Even though it’s not particularly entertaining or memorable, the violent thriller Shatter ticks a few interesting boxes in terms of film-history trivia. The only action movie released by UK’s Hammer Film Productions in the ’70s, Shatter was the second of two projects that Hammer coproduced with Hong Kong’s Shaw Brothers Productions, the reigning champions of martial-arts cinema during that era. The other Hammer/Shaw picture was the very strange Dracula flick The Legend of the 7 Golden Vampires, which mixes bloodsuckers and martial artists to bewildering effect. Somewhat similarly, Shatter is a straightforward pursuit/revenge story that simply happens to include lots of martial-arts scenes because the narrative unfolds primarily in Hong Kong. Additionally, Shatter was the final Hammer project to feature the great Peter Cushing, a staple in the company’s monster and sci-fi offerings since the 1950s. A final bit of trivia worth mentioning is that Shatter was the last film directed by Michael Carreras, a second-generation Hammer executive who occasionally helmed films for the company. Carreras took over production of Shatter after the project’s original director, American low-budget filmmaker Monte Hellman, was fired.

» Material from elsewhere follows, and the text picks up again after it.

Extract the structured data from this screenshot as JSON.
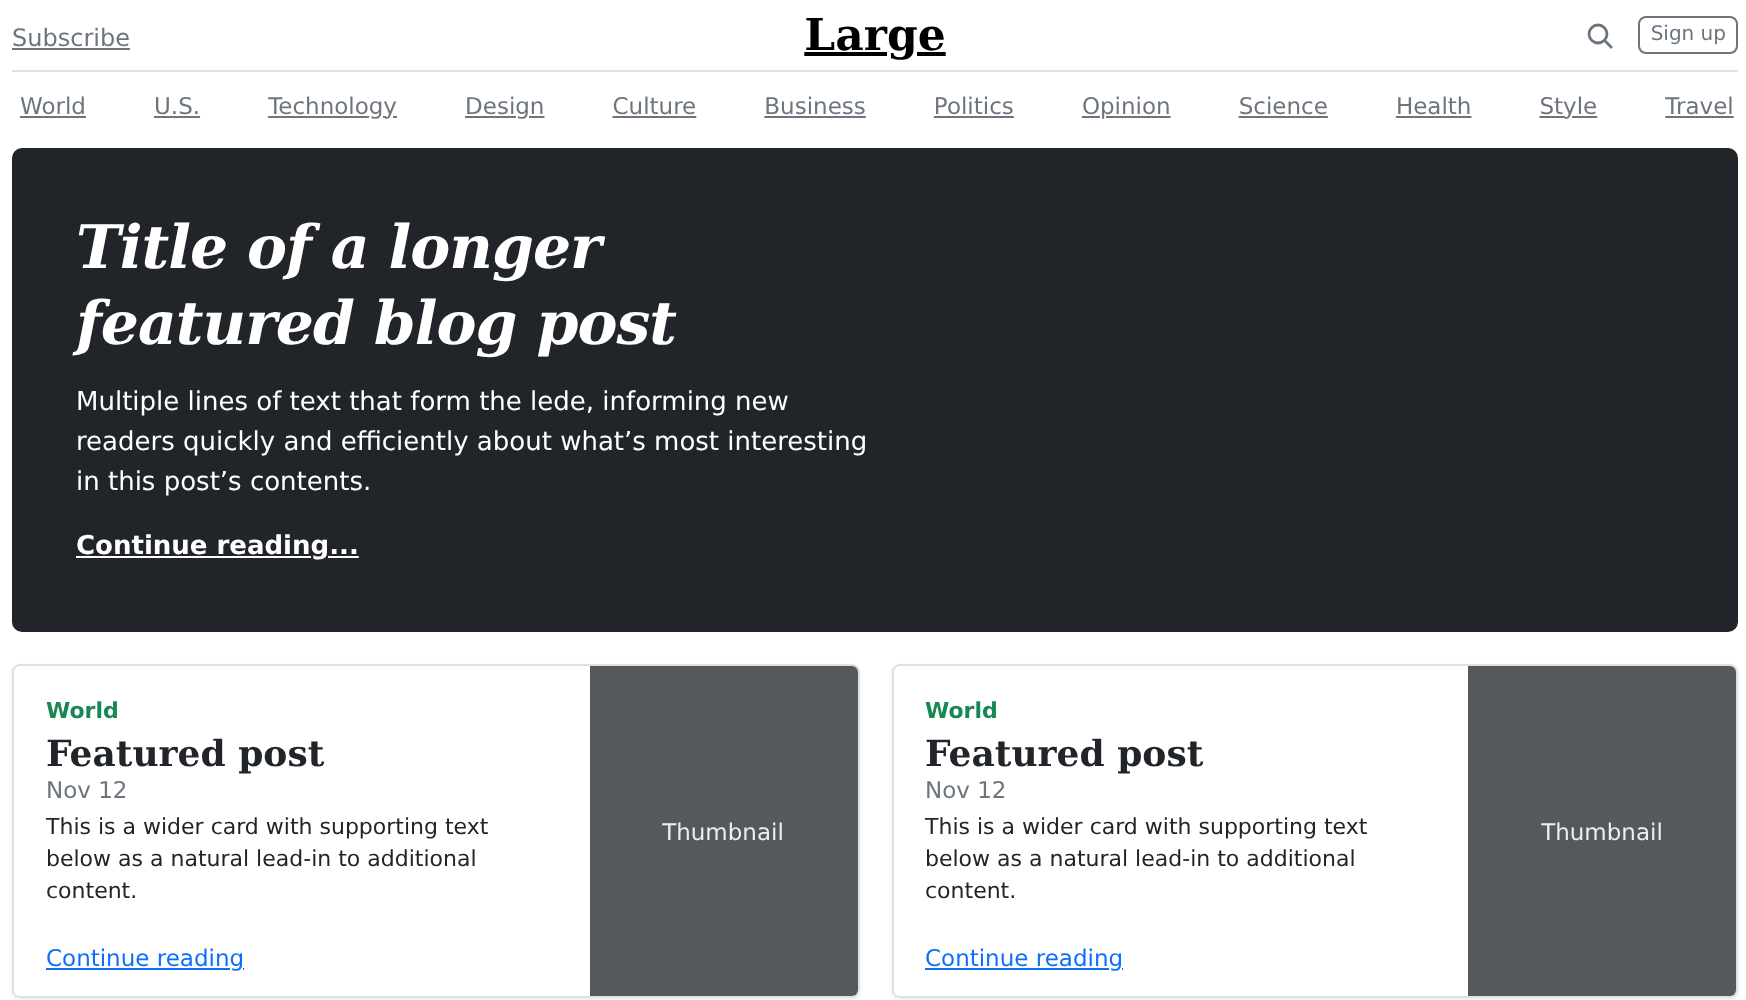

Given this rich context, it would be pleasurable to report that Shatter is a zippy shot of escapism. Alas, it’s forgettable and turgid, with anemic performances and interchangeable supporting characters. A grumpy and tired-looking Stuart Whitman stars as Shatter, an assassin hired by mysterious entities to kill an African dictator. This first event is presented with a certain amount of kicky style, because Shatter uses a gun disguised as a camera. Traveling from Africa to Hong Kong in order to collect payment, Shatter soon learns that he’s been double-crossed by international power broker Hans Leber (Anton Diffring). Shatter also gets into a hassle with UK government operative Paul Rattwood (Cushing). Hiding in dingy hotels and scouring nightclubs for clues about the conspiracy in which he’s become entwined, Shatter eventually joins forces with martial artist Tai Pah (Ti Lung), which occasions scenes in which Shatter throws punches while Tai throws kicks. Innumerable other movies explore similar material more effectively, such as the Joe Don Baker romp Golden Needles and the Robert Mitchum thriller The Yakuza (both released, like Shatter, in 1974). Therefore, Shatter represents a weak attempt at entering the post-Enter the Dragon chop-socky sweepstakes—as well as an odd and disappointing chapter in the Hammer saga.